Susan Sontag wrote that “the most grandiose result of the photographic enterprise is to give us the sense that we can hold the whole world in our heads—as an anthology of images.”
Over the last few years, photographs of the refugee crisis have formed their own kind of visual anthology, one that recalls what Sontag described in On Photography, her collection of essays on the nature of images and the consequences of looking at them. The ways these images have been presented is indeed “grandiose” at times: “These Are the Most Powerful Photographs of the Syrian Refugee Crisis in 2015.” “These Photos Will Change How the World Feels About the Syrian Refugee Crisis.” “21 Photos That Capture the Heartbreak of the Syrian Refugee Crisis.” “Devastating Photos of the Refugee Crisis.” “Look At These Photos Before You Say We Can’t Take In Syrian Refugees.”

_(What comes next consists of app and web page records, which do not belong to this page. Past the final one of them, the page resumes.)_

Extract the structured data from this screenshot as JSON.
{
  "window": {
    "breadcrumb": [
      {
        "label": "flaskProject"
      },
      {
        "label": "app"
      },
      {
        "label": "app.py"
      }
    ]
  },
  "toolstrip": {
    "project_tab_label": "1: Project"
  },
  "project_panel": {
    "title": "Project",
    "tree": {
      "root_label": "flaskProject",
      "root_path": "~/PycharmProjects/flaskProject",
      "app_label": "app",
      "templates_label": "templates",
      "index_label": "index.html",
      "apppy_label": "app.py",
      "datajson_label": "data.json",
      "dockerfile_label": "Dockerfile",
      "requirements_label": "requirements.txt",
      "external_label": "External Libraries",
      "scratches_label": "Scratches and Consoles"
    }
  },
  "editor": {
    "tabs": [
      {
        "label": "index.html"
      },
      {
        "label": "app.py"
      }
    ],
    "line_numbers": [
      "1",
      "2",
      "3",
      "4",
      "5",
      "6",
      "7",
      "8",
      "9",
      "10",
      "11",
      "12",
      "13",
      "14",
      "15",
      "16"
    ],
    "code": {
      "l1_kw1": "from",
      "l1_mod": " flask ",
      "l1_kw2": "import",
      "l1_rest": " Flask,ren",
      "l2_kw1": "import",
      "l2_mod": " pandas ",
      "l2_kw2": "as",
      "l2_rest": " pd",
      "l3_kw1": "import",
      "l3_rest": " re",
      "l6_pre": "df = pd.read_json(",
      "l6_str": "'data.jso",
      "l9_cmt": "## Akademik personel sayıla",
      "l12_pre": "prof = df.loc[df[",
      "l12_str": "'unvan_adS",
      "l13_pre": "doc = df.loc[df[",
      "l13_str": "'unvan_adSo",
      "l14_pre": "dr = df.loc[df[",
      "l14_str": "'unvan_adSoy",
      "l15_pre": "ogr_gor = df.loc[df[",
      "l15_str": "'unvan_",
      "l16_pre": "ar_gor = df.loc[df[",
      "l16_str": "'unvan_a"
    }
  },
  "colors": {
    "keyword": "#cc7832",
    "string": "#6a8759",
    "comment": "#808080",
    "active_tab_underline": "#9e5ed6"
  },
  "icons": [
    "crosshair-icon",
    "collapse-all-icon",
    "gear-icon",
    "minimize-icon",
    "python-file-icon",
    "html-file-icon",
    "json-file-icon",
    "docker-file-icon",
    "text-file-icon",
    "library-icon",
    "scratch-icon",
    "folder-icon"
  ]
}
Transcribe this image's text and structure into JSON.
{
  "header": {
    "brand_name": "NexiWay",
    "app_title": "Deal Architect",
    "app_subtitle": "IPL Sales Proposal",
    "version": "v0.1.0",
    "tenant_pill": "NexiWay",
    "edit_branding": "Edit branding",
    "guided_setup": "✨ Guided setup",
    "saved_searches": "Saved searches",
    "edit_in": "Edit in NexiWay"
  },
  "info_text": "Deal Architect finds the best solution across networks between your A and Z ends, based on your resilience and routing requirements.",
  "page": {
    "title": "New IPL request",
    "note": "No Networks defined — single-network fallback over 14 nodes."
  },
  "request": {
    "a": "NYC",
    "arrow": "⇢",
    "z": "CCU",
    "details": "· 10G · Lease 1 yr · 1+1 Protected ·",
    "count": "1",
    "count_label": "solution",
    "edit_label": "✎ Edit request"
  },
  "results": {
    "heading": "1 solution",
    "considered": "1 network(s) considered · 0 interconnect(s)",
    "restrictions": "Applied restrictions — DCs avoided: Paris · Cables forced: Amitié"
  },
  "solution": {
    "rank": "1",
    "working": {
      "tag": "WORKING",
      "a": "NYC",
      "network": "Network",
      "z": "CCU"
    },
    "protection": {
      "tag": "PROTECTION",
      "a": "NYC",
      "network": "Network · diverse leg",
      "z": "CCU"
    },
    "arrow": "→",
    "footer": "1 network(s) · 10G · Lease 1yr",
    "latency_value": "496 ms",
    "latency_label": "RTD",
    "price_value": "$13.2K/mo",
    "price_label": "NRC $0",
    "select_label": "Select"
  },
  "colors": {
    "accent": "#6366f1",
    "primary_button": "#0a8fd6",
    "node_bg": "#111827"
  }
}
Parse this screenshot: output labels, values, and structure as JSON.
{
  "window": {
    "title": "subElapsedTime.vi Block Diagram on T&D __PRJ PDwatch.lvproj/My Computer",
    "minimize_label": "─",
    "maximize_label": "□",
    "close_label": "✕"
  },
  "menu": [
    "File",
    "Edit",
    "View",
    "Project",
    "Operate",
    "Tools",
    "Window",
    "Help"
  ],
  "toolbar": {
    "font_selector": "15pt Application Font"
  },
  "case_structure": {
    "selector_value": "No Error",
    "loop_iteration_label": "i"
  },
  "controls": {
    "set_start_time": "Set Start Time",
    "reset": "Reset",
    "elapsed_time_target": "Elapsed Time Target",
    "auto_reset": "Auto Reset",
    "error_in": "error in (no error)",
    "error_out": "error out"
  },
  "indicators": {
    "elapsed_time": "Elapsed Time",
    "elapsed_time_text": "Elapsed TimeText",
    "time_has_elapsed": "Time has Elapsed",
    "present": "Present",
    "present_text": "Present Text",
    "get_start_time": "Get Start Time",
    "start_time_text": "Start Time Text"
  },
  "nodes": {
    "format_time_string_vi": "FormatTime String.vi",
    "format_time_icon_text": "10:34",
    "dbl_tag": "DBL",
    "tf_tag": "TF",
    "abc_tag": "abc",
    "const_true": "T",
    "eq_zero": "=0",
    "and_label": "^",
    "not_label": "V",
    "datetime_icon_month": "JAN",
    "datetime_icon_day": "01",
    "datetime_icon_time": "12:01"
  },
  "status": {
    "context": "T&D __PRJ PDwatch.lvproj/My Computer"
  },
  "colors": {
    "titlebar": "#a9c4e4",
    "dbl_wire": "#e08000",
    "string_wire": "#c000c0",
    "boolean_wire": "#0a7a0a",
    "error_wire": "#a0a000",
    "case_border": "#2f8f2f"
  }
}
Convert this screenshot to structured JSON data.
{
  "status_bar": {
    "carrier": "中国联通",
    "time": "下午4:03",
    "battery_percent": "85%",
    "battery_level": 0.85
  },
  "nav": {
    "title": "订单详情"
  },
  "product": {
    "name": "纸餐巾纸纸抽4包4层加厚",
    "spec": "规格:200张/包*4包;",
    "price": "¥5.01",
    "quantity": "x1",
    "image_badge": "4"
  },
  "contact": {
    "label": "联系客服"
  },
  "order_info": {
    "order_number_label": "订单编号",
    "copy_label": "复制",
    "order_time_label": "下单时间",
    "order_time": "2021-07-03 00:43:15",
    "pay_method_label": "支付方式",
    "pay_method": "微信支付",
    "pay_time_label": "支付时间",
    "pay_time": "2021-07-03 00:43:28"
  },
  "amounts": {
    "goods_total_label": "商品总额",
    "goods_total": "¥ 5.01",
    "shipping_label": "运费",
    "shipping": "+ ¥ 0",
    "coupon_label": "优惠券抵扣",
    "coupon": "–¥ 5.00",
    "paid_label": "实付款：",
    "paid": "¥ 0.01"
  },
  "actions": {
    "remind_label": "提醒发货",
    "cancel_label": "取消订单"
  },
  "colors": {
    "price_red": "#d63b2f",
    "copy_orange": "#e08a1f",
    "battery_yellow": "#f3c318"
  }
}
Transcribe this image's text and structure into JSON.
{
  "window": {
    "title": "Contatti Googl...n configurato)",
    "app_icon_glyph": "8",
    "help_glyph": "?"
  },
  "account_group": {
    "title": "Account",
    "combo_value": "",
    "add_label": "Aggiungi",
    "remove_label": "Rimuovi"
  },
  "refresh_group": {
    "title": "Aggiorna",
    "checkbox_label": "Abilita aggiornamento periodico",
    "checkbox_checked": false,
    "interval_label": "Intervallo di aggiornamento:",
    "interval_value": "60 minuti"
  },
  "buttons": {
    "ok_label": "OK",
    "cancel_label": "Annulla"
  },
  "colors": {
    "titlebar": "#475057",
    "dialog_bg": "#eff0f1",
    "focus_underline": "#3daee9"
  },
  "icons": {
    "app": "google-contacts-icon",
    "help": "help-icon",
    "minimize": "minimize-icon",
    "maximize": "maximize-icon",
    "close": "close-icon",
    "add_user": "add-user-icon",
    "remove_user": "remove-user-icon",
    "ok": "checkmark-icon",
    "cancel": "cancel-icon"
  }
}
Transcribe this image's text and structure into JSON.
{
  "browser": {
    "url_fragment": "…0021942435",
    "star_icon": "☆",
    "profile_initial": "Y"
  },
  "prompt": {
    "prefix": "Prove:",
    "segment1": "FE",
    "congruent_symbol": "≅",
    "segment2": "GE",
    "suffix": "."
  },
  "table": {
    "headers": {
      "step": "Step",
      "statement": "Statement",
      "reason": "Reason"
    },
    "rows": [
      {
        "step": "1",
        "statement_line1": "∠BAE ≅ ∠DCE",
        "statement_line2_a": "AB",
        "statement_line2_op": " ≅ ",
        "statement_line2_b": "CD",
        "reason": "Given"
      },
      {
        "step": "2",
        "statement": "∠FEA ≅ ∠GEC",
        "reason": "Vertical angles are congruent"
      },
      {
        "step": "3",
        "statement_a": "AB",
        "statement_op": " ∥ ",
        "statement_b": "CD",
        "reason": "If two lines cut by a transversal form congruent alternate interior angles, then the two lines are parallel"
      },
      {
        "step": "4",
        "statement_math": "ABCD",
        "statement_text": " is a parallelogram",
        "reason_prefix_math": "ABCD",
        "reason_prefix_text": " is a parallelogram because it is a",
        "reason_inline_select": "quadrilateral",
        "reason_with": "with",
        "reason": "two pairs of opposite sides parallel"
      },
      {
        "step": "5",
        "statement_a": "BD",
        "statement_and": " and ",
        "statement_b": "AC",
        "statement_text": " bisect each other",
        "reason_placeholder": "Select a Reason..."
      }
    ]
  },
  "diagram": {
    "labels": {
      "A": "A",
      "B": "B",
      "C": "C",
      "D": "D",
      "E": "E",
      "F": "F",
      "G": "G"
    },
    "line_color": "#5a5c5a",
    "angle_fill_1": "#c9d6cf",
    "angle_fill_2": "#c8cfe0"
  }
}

And the photos have an earned potency: As my colleague Uri Friedman wrote in September, “the scale and scope of the suffering in Syria is precisely why singular stories or images, particularly those that move people to identify with a crisis that is otherwise remote, can be so potent.” But it is also true that, as Sontag wrote, “photographs fiddle with the scale of the world,” and that photographers, no matter their skill, often remain outside of the situations they depict. The current movement of refugees is one of an enormous scale not seen since World War II, but it is also a crisis of individuals and families, traveling from places with which they have an intimate history, and these stories can get lost in a movement of so many people. As a result, the photographic anthology of the refugee crisis is numerically vast at the same time it is visually limited: repetitively depicted by dinghies on Grecian shores; neon-orange life jackets and blinding space blankets; razor-wire barriers and fences rising in front of a mass of people; the confinement of a train, a camp, a tent; a crowd crossing a field on foot. Are these motifs the whole world of a refugee?
Kevin McElvaney, a German photojournalist based in Hamburg and an Atlantic contributor, considered this when he traveled last year to Greece and Turkey, two countries at the center of the refugee crisis. “I just realized that there’s actually nothing to add,” he told me. “It’s a well-documented historic event, maybe the best-documented event, and we see these pictures every day.”
Instead, he wondered what would happen if he gave some refugees an opportunity to photograph their own experiences. Refugees he had spoken to in Hamburg had told him that, despite having smartphones, they hadn’t taken photos of their journeys; the phones were for necessities—navigation and communication—and travelers couldn’t be sure when they’d be able to charge them. In Izmir, Lesbos, Athens, and Idomeni, McElvaney distributed single-use cameras to refugees he met: 15 in all, who received them in waterproof envelopes stamped and labeled with McElvaney’s German address.
The goal of the project, McElvaney said, was to find out what a refugee’s journey would look like from a first-person view.
“I know as a photographer that you always have an influence with your appearance in situations,” McElvaney said. “Many things won’t happen [in the presence of a photographer]—it doesn’t have to be negative things, but with your appearance you influence [people around you].” But if the “subjects” are given their own cameras, the possibilities change, McElvaney says. “Maybe they take a focus on things we haven’t thought about. Maybe they take a focus on food or maybe they take a focus on signs or funny things or things they wonder about.”
Seven cameras made their way back to Hamburg. (Their photos will be displayed there between April 1 and April 3; McElvaney provided me with a few, though he wasn’t always able to say where the photographs were taken.) Some of the photo sets are episodic—one photographer only documented his journey by sea; another only documented his arrival on shore—while others tell more linear stories. They can be seen as fragments of one person’s journey, or as fragments of the same journey taken by many people.
McElvaney accepted the risk that the photos might not turn out well. “For sure, it’s lower quality,” McElvaney told me. The people he gave the cameras to “are not educated in photography, they aren’t well-equipped. These limitations actually make it special. Like the World Press Photo winner, it’s not the perfect quality and you don’t see everything on first sight, but then you see in the grain, ‘What is this actually? Ah, it’s not a stone, it's a face.’ You can search for details. It takes longer to understand these images, and that’s important in photography— that you don't just say, ‘Ah, okay, I’ve seen that before.’”
McElvaney said that he found one particular set of photos, taken by a Syrian man, to be the most moving. The man had taken photos focused on his son and wife.
“He was a very passionate father who just tried to make this journey as good as possible for his son,” McElvaney said. “You just saw in these images that his son is always smiling and that they are sitting on the train.” In contrast to more common images of packed trains that convey a sense of misery, McElvaney said the Syrian man’s images “on the train [are of] his son with three other small girls, and they were all smiling and laughing. I’m sure they also had their bad moments, but he was focused on, ‘OK, can you please smile?’”